## Exercise directions
Scan the entries below for "JSON" and copy each line that holds it.

---

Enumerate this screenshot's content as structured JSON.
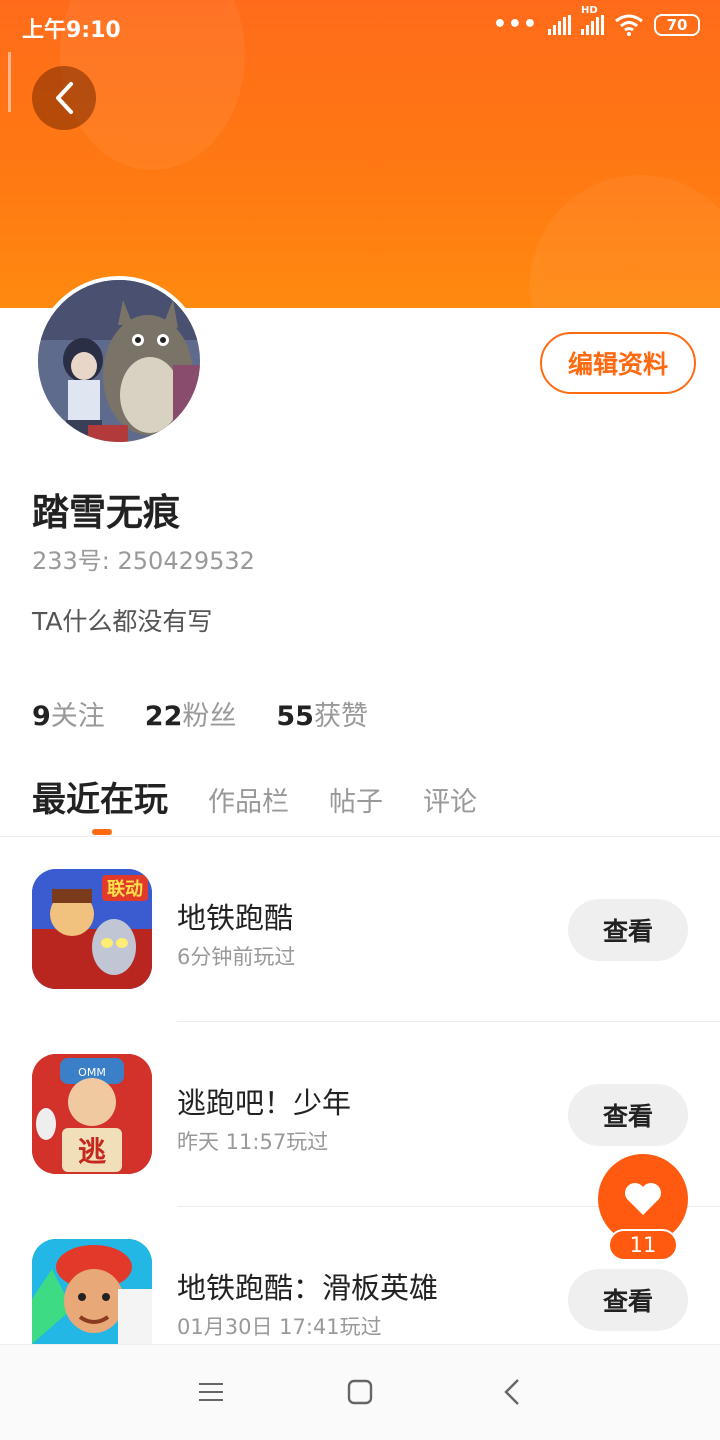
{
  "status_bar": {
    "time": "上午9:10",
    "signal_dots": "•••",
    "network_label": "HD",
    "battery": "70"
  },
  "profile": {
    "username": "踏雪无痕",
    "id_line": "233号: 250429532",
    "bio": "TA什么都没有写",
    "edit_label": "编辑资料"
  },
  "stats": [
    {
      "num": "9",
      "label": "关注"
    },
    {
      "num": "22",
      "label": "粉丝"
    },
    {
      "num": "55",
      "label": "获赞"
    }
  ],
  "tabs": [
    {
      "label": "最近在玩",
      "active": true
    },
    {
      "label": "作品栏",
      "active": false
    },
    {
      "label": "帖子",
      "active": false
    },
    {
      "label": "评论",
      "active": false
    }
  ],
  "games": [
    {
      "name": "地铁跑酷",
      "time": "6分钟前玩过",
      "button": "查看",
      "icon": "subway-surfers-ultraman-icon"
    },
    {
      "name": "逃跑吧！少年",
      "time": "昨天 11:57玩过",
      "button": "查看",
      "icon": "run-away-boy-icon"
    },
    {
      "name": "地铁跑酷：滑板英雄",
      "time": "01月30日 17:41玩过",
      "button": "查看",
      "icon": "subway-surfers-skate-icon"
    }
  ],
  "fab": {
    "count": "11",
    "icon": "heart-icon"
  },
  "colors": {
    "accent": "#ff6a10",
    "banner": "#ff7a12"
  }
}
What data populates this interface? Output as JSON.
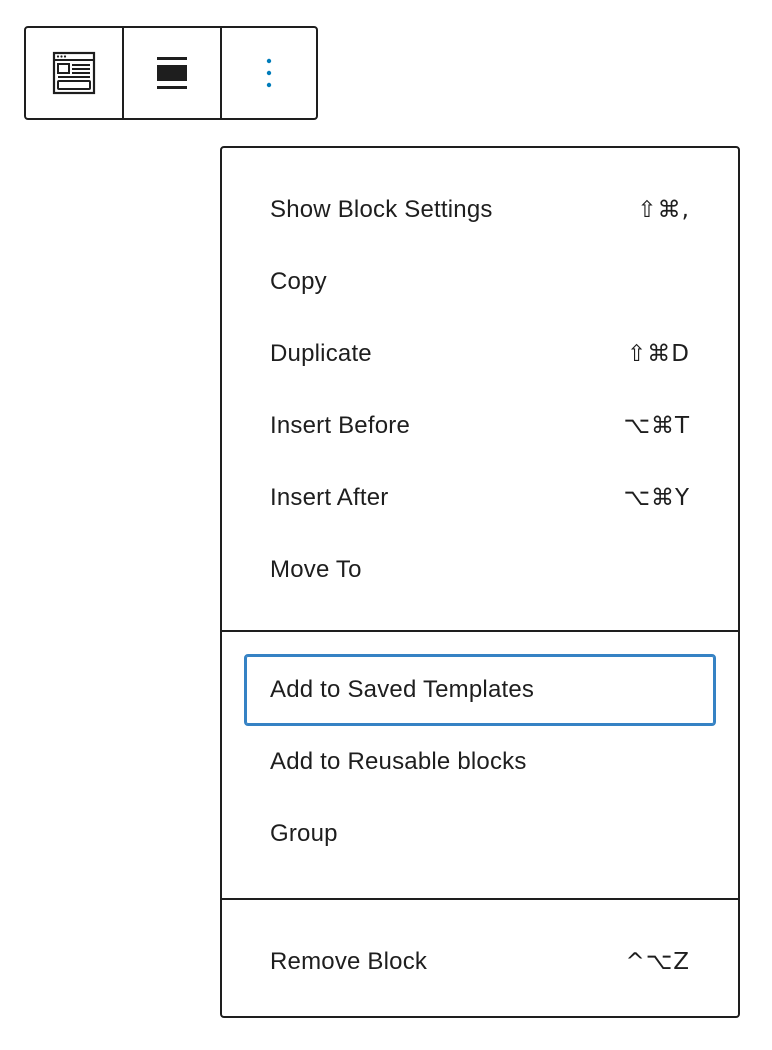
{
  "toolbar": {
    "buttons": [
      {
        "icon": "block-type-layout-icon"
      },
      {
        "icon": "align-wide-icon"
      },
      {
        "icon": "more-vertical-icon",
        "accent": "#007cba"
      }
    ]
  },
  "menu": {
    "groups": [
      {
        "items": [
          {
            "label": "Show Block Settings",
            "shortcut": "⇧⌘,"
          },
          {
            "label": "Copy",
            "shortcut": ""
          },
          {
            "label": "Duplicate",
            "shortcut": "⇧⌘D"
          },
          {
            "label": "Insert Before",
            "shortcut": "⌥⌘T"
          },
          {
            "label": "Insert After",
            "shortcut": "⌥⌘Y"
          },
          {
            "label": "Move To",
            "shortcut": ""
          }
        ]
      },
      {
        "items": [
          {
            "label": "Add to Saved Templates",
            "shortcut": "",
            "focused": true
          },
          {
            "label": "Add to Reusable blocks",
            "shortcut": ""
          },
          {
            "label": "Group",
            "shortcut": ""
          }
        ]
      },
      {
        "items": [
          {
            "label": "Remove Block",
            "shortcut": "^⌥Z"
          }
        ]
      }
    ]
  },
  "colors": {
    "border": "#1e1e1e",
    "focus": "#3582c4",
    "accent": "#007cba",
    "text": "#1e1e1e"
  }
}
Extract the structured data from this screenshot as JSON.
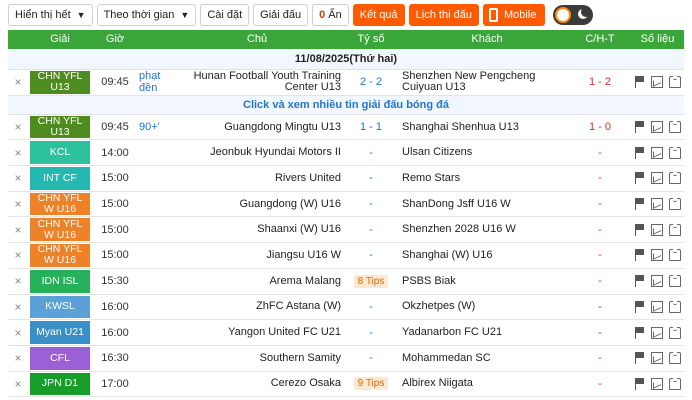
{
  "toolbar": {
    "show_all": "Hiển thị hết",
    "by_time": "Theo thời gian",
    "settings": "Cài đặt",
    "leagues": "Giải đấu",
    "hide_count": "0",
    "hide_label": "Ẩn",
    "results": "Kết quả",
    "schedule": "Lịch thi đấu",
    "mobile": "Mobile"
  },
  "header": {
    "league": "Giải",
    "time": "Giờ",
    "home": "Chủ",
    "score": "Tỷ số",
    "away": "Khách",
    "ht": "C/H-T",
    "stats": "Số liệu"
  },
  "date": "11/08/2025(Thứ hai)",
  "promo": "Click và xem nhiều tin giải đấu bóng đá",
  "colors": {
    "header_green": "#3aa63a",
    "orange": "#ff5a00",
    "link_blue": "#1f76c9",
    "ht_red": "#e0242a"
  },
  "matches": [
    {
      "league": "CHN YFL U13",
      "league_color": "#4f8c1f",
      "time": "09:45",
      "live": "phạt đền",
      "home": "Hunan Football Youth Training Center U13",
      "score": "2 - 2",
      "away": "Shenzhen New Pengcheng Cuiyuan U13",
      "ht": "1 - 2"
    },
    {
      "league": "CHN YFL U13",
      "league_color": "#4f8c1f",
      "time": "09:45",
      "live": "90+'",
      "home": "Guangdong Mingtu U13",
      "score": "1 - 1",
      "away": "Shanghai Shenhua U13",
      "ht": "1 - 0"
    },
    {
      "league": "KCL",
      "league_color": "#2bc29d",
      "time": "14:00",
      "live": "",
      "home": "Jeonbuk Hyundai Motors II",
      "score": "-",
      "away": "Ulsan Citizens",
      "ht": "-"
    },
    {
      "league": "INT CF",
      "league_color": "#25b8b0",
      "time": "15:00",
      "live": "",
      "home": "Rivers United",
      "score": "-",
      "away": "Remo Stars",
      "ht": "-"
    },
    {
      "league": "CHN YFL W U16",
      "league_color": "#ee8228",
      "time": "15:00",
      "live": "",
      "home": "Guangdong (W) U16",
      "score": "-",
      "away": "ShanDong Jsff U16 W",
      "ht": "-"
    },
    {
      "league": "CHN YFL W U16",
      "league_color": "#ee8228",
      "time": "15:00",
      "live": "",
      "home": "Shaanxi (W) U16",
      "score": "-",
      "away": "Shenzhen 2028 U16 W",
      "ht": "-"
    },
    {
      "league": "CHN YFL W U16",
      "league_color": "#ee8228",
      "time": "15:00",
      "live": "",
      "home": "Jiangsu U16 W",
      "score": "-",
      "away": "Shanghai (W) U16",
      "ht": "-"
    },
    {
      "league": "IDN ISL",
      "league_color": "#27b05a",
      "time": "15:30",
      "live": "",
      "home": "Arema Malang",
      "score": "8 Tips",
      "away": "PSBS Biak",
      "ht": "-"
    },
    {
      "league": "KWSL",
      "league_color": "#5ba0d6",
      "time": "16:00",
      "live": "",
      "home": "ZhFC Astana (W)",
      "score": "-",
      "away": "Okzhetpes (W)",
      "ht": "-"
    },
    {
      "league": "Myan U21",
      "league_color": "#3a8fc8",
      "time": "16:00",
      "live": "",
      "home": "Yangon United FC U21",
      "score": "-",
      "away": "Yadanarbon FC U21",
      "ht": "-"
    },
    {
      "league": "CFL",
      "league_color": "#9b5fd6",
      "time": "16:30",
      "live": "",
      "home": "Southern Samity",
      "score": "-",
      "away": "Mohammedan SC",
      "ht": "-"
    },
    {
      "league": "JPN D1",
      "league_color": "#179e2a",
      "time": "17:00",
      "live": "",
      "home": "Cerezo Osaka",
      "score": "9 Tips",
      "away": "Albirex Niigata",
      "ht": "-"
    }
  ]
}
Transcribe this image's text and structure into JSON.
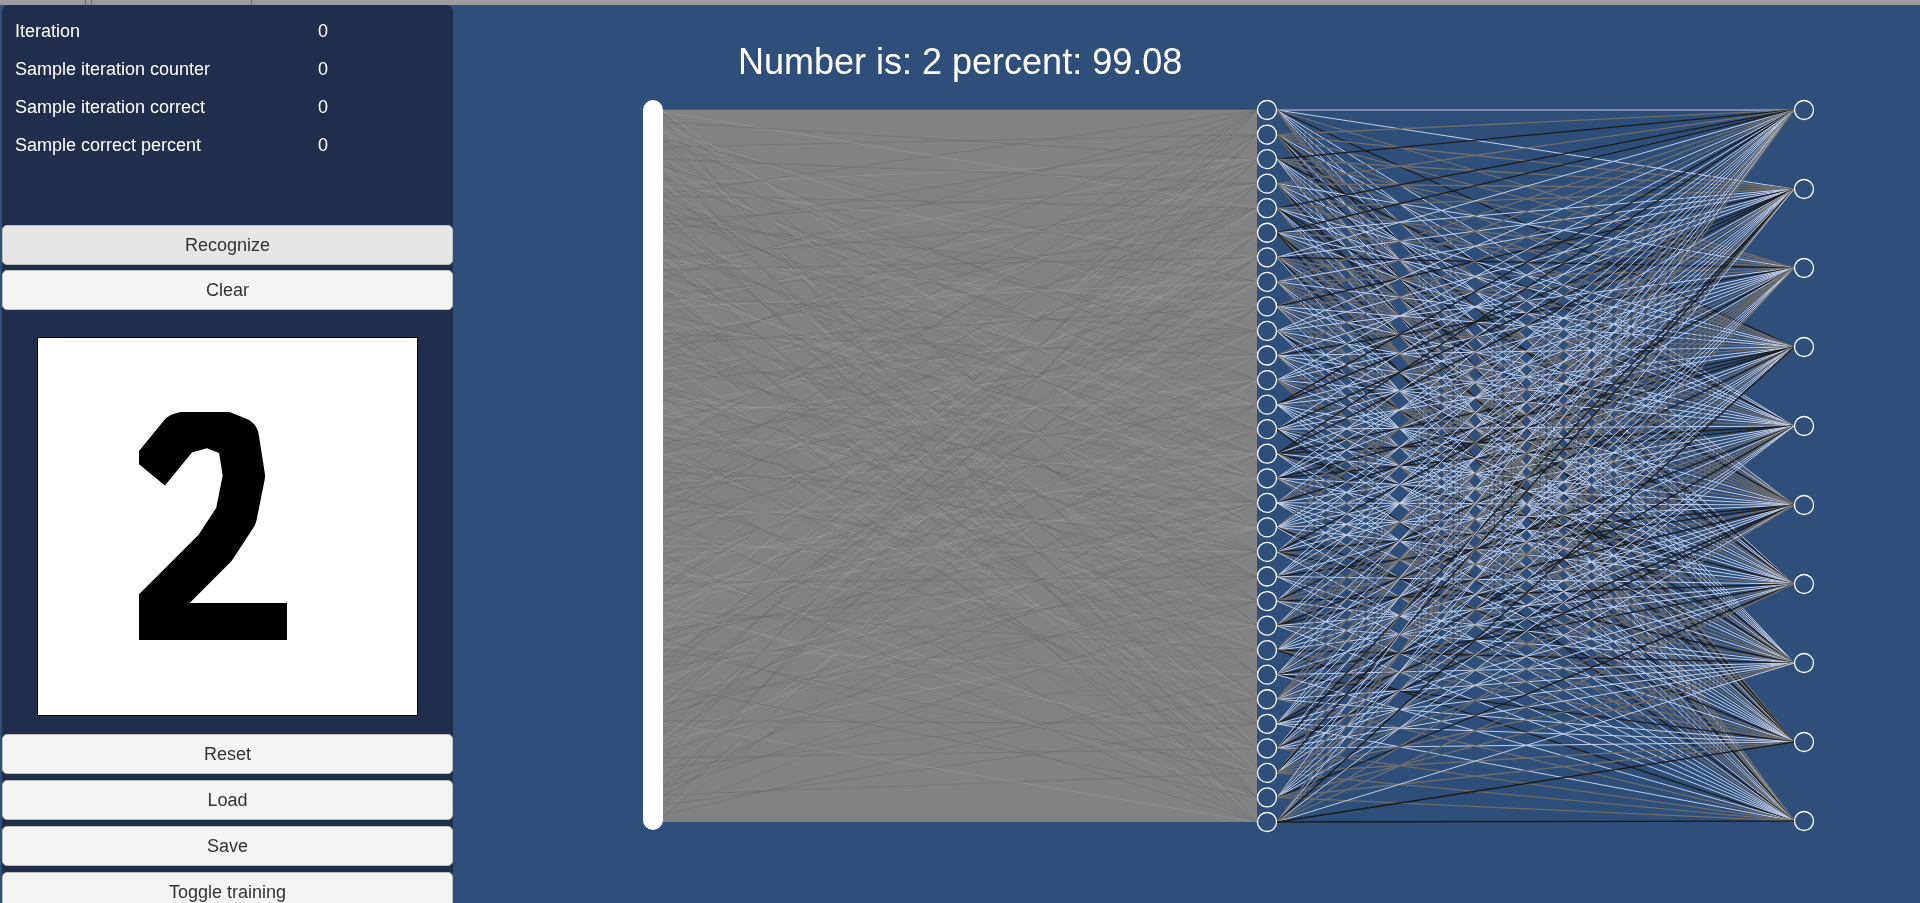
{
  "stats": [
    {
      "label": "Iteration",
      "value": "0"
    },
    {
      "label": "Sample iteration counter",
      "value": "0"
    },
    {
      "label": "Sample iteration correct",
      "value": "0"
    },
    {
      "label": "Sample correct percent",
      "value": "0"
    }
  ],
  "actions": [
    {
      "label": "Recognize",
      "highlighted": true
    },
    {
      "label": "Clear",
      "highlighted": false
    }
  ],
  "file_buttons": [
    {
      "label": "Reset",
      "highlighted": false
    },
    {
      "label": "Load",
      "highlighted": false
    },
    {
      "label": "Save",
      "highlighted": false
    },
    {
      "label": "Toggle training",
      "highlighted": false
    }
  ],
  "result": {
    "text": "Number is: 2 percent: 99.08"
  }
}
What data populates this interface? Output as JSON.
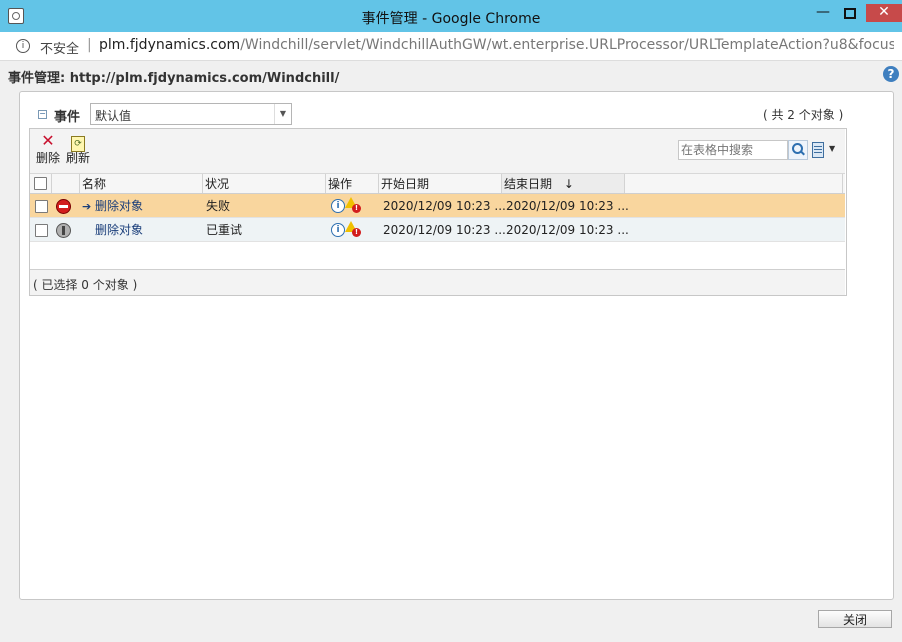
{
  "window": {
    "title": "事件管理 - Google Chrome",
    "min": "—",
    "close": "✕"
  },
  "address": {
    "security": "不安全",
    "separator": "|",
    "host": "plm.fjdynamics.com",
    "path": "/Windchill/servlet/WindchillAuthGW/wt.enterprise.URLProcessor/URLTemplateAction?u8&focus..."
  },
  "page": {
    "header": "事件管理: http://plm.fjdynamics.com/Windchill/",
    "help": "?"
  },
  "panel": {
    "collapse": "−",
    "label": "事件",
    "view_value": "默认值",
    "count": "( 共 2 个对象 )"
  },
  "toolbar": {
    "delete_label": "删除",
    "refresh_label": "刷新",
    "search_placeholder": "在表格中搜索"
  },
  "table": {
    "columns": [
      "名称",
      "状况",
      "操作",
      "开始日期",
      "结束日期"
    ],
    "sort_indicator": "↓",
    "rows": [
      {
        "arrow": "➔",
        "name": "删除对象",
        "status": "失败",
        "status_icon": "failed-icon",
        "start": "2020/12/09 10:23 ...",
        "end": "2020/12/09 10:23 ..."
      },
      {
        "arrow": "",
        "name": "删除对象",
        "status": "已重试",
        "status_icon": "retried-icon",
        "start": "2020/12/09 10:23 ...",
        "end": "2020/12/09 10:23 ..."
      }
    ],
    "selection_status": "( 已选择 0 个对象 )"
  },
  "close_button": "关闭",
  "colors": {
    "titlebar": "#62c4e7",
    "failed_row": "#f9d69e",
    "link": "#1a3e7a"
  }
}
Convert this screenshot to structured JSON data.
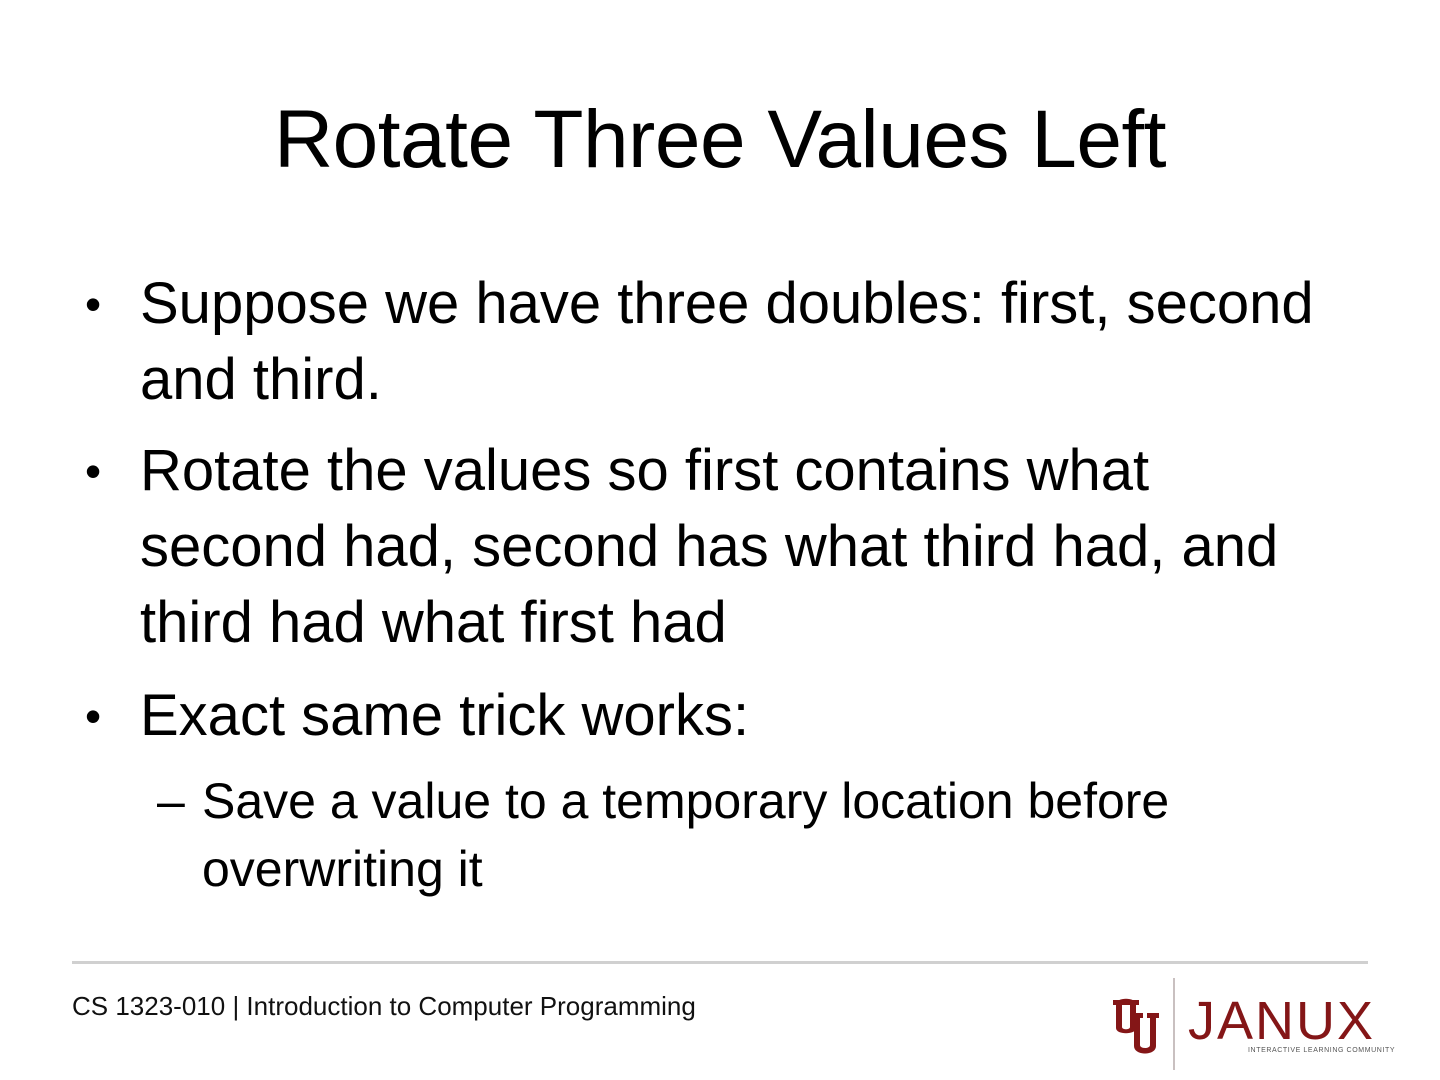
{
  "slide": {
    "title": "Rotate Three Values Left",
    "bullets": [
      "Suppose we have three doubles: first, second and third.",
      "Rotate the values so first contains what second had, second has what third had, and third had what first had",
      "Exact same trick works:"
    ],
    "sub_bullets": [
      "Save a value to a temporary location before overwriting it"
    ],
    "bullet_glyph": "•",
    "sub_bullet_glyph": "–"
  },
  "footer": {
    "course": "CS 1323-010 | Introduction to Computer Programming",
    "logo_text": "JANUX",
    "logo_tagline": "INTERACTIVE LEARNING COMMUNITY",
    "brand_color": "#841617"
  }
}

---

## Task result
Enumerate this screenshot's content as structured JSON.
What data populates this interface? Output as JSON.
Extract the structured data from this screenshot as JSON.
Transcribe this image's text and structure into JSON.
What data populates this interface? Output as JSON.
Convert this screenshot to structured JSON data.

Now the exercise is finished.